Before Christmas, there was Advent. After Christmas, along with the several feasts associated with it, is Ordinary Time. Then comes Lent, Easter and Pentecost. Finally, there's more Ordinary Time which runs all the way from just before Summer begins, through Summer and Autumn and concludes in late November with the Feast of Christ the King.
Why is this cycle part of our yearly Christian observance?
This cycle of remembering, reliving and celebrating keeps us focused on Jesus. If we didn't remind ourselves on a regular basis that his life is the story of our own life in God, we might distance ourselves from the person of Christ and the personal relationship we are invited to share with him. Faith might become rules. Behaviour might become self-will. Celebration might become mere human festival. Community might become a club. Christian service might become only well-meaning humanistic social service.
How does keeping the Liturgical Year keep us united to Jesus?
Jesus said, "Take my yoke and learn from me..." He said, 'Pick up your cross and follow me..." He also said, "Apart from me you can do nothing..." and, "Whatsoever you do to the least of these brothers and sisters of mine, you do to me..." These words of the Lord remind us that our lives are intertwined with his and with one another. In order to enter into a true communion with the Lord, and with others as well, we need to follow in his footsteps, understand his life among us, drink deeply of the mystery of his coming among us in his birth and ministry, his teaching and healing, and his dying and rising. We need to perceive how all of this opened the way for us to return to the Father and to receive the Holy Spirit. By encountering the life of Christ in all its stages, we are immersed, we are Baptized, into the mysteries and the life of Jesus becomes the very pattern of our own lives. As Scripture says, "In him we live and move and have our being..." The Liturgical Year not only brings us face to face with the historical Jesus, it brings us into communion with the living Lord and teaches us about the mystery of our own birth and life in the world, our own coming to faith and healing, and our own dying and rising in Christ. The Liturgical Year is the story of our past, the story of our life now, and the story of our hopes for the future. Christ is the same yesterday, today and forever.
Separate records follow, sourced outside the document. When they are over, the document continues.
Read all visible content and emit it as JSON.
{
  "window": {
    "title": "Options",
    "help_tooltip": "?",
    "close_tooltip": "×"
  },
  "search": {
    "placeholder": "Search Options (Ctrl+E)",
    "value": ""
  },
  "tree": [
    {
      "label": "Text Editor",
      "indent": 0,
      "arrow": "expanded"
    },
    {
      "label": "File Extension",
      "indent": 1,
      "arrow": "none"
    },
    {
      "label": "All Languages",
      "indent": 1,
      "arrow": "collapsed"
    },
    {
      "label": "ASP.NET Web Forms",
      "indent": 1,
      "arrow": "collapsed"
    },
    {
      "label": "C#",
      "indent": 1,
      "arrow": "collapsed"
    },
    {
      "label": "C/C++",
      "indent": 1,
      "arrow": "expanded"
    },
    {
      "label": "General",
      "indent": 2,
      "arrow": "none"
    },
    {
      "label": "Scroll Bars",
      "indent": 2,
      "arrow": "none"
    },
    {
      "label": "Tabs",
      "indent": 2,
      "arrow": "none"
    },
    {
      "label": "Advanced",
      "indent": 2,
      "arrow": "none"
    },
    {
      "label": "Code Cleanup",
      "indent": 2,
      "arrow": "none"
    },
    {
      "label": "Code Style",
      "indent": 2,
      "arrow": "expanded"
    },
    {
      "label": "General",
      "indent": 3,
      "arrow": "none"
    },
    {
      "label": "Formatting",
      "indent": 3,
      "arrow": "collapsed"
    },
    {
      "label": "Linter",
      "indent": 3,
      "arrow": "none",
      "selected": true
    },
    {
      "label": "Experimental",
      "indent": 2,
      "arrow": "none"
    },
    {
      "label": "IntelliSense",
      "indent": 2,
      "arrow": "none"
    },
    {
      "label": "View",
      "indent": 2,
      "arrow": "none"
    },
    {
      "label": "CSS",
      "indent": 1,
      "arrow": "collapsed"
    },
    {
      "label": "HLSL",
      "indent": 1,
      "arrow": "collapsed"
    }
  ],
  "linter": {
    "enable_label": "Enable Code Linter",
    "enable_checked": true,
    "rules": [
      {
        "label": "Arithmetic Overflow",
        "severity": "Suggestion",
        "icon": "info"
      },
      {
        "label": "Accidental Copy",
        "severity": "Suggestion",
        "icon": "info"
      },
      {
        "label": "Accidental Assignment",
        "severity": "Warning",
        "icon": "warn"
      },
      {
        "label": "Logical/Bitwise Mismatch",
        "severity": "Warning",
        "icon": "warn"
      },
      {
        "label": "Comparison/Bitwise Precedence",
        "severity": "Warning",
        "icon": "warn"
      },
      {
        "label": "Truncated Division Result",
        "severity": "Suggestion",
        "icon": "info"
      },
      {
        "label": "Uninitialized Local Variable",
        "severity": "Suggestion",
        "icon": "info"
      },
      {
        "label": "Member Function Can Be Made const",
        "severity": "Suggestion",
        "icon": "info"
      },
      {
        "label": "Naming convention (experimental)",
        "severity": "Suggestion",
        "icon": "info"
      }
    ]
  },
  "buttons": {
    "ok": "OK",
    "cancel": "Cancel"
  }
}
The Liturgical Year brings that truth to us at each step of the journey.
The entire Liturgical Year for 2012-2013 begins again on Sunday, December 2, 2012 with the First Sunday of Advent.